SJ– Psssh, yeah, that’s gonna happen here! (Laughs) Something disturbing about myself that I’ve never revealed in an interview. (Long pause) Man, I gotta think about that one. A lot of things are popping into my mind right now and I’m trying to choose which one is right to release to the Internet. Something disturbing about myself, aw man Well, this isn’t that disturbing. I’m obsessed with horror movies, like crazy style. I try to watch them all because I’m just trying to get scared. That is because at a very young age, from when I was about seven years old and I would be laying in bed on a school night, my dad would come upstairs and wake me and say “Hey, there’s a scary movie on TV. You wanna come watch it?” I would go downstairs and I would get terrified. It would be something that just fuckin scared the shit outta me. I would go back upstairs crying or whatever. The next time there was a horror movie on, he would do it again. At this point now, I have such a sick and twisted point of view and sense of humor. That’s not very disturbing though.
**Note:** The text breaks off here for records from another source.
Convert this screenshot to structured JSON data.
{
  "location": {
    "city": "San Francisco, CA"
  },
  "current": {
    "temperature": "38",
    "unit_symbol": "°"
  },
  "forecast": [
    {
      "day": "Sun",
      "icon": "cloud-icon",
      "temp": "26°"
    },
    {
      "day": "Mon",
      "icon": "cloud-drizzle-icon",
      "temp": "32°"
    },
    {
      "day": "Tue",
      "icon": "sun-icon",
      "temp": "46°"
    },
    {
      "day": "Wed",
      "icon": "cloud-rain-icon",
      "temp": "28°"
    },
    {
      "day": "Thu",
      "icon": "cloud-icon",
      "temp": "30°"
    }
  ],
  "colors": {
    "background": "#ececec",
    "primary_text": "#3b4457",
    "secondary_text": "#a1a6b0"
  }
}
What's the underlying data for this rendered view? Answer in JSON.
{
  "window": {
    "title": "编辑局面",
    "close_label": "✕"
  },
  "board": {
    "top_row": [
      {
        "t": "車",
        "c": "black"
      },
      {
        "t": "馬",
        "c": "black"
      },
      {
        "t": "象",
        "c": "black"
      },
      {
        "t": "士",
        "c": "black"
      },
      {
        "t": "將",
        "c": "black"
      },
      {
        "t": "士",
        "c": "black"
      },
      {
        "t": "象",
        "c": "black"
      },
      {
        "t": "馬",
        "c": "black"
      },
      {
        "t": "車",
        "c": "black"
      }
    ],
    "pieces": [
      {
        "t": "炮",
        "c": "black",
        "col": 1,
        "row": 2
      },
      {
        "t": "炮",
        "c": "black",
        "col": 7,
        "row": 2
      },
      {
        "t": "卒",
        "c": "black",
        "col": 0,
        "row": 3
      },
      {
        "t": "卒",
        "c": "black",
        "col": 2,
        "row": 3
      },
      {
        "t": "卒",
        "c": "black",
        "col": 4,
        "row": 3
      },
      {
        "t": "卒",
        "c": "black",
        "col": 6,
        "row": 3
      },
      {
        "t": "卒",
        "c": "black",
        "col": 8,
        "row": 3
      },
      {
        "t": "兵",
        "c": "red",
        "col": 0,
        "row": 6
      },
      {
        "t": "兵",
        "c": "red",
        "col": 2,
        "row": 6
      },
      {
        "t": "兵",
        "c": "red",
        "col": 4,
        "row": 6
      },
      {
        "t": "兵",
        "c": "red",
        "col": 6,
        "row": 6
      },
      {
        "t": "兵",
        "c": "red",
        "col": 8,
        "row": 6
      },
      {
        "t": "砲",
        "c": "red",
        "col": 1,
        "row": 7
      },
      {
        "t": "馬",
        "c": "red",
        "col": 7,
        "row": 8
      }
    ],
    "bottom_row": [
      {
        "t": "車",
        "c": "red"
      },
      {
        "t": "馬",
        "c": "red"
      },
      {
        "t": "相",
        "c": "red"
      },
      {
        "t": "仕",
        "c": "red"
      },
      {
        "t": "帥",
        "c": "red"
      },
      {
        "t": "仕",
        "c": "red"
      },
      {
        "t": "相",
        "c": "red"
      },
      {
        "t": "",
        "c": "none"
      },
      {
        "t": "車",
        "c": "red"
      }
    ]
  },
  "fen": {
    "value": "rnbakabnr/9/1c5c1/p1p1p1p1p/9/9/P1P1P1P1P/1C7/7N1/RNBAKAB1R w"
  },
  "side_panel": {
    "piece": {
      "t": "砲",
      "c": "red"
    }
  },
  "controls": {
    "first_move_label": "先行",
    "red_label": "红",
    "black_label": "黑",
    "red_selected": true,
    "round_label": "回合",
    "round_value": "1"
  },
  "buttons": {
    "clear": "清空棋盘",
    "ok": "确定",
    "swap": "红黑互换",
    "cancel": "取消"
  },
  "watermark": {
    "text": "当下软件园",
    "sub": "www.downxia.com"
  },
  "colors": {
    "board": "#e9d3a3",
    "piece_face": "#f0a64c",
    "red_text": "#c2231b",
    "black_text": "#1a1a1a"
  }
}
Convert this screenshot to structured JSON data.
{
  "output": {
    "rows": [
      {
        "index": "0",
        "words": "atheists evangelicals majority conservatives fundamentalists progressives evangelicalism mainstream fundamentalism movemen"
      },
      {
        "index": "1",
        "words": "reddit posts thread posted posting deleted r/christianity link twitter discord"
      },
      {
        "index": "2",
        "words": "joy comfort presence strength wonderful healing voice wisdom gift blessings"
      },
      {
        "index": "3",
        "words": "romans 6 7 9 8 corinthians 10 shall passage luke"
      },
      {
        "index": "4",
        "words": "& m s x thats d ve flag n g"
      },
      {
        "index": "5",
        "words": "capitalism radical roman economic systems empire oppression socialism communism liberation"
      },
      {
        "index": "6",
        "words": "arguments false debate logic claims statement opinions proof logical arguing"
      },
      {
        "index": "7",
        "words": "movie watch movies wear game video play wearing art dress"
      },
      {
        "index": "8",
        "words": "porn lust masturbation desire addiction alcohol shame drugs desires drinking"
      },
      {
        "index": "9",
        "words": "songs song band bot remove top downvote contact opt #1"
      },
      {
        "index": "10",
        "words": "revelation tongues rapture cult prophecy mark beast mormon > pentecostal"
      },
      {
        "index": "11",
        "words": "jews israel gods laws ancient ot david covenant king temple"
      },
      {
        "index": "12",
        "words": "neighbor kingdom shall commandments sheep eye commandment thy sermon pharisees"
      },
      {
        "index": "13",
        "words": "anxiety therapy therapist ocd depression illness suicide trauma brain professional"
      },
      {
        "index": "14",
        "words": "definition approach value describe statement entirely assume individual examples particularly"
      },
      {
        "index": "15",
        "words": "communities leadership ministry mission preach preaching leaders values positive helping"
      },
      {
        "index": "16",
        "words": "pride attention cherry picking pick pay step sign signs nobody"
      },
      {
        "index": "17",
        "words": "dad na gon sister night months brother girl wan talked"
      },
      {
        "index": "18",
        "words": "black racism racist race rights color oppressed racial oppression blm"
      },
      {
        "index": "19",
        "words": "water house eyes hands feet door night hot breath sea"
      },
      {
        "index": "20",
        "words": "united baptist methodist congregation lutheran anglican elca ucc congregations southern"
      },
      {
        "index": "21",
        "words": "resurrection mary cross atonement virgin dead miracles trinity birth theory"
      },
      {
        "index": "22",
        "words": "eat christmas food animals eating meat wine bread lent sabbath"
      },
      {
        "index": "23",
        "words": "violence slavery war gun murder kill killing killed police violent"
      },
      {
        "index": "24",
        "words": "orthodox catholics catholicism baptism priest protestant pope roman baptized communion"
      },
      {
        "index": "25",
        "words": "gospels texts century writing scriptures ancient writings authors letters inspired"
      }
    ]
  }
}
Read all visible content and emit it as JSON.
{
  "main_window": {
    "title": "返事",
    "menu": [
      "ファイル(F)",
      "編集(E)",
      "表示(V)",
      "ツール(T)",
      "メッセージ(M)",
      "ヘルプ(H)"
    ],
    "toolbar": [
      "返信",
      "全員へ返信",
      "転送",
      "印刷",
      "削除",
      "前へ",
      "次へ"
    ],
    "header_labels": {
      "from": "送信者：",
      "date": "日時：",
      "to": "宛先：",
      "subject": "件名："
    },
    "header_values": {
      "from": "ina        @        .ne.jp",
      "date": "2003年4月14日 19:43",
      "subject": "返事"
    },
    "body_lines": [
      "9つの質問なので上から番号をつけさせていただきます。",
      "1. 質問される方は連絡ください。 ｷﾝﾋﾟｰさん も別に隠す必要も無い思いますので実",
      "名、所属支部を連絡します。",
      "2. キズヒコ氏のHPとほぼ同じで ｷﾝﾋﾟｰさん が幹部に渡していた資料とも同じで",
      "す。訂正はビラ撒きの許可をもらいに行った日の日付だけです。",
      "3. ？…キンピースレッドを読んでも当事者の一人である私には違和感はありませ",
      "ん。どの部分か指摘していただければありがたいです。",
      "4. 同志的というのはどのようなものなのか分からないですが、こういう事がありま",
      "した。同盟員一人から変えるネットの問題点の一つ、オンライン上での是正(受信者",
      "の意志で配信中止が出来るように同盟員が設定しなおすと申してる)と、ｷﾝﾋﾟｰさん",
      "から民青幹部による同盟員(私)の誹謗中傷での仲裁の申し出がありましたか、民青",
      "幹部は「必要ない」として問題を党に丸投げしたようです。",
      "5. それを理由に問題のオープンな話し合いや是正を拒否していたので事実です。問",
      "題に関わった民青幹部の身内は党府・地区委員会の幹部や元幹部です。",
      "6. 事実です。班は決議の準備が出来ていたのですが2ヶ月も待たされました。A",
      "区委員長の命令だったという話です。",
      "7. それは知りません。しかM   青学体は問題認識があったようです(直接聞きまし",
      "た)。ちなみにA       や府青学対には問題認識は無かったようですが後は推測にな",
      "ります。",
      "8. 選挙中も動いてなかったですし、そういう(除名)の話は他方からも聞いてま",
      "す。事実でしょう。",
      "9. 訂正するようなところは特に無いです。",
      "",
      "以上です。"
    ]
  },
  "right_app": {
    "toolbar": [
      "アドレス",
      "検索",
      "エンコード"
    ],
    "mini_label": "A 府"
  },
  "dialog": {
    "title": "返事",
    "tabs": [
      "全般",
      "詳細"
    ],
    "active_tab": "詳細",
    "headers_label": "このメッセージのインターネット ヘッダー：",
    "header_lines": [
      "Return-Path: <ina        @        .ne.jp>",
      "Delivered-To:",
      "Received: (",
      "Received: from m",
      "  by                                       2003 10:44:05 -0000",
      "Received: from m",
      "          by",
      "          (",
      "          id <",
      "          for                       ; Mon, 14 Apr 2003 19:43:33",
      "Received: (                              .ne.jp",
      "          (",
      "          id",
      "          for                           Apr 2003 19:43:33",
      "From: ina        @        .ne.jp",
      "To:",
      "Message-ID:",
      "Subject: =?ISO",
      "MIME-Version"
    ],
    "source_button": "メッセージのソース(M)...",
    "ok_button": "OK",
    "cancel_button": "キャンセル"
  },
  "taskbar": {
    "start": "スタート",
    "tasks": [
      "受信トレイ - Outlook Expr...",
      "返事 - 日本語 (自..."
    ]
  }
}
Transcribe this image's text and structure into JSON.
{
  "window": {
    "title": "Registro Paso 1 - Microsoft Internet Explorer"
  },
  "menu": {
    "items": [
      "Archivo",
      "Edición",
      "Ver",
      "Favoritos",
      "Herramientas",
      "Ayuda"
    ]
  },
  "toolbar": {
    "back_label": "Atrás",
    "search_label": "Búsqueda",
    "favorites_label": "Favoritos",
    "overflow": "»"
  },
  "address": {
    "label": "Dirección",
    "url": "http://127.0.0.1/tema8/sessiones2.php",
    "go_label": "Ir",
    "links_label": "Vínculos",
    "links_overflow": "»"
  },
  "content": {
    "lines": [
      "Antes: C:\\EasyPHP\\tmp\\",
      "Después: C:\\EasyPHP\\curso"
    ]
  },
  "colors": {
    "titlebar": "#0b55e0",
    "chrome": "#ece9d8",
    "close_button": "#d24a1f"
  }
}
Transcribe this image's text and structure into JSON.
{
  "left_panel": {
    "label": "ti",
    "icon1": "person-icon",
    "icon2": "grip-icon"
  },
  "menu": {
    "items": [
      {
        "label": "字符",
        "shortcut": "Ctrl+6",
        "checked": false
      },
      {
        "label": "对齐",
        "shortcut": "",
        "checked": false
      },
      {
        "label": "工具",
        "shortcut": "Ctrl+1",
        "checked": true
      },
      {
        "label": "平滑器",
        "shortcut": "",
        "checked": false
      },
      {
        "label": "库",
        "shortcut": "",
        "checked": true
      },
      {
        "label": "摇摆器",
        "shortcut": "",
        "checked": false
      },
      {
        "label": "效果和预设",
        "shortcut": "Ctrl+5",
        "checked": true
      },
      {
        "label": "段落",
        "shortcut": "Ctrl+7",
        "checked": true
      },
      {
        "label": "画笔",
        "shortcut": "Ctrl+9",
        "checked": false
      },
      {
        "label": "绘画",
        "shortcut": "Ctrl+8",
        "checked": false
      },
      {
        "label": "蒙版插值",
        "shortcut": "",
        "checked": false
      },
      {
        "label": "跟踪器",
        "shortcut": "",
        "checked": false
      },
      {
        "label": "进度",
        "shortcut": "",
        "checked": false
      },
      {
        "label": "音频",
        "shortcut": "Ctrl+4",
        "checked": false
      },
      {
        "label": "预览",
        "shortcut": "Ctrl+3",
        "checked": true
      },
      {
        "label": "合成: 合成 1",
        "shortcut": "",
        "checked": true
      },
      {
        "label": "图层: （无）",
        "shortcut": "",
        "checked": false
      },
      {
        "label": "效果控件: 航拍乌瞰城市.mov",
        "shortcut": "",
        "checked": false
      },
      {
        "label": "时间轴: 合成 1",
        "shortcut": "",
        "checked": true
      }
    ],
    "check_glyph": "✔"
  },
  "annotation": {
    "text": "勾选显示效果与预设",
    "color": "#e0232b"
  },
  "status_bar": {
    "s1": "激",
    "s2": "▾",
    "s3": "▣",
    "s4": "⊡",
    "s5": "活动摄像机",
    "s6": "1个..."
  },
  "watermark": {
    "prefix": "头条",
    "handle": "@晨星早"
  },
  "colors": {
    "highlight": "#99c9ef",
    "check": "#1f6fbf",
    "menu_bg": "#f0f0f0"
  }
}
TEN– Kind of like a Rob Zombie style point of view?
SJ– Yeah, I have an obsession with that kinda shit because of him.
TEN– Is there anything else that you would like to add or say?
SJ– Just stay tuned to my website and all that shit because I really want to get the word out about what we’re doing with this record. I think people are really gonna dig it. It’s revisiting the disturbing nature that’s inside my mind. There’s some very disturbing images in this thing, but it’s cool.
I want to thank Christina Igoe at 110 Management for setting up the interview and Ryan Hardesty for helping make the interview happen. I want to thank Shooter for taking the time to share for the interview and especially for picking up the tab when we were done.
Also, I would like to thank Scott George, Sam Wilson, Jason Motes, Michele Newell and Justin “Buddha” Aronhalt for the fan questions.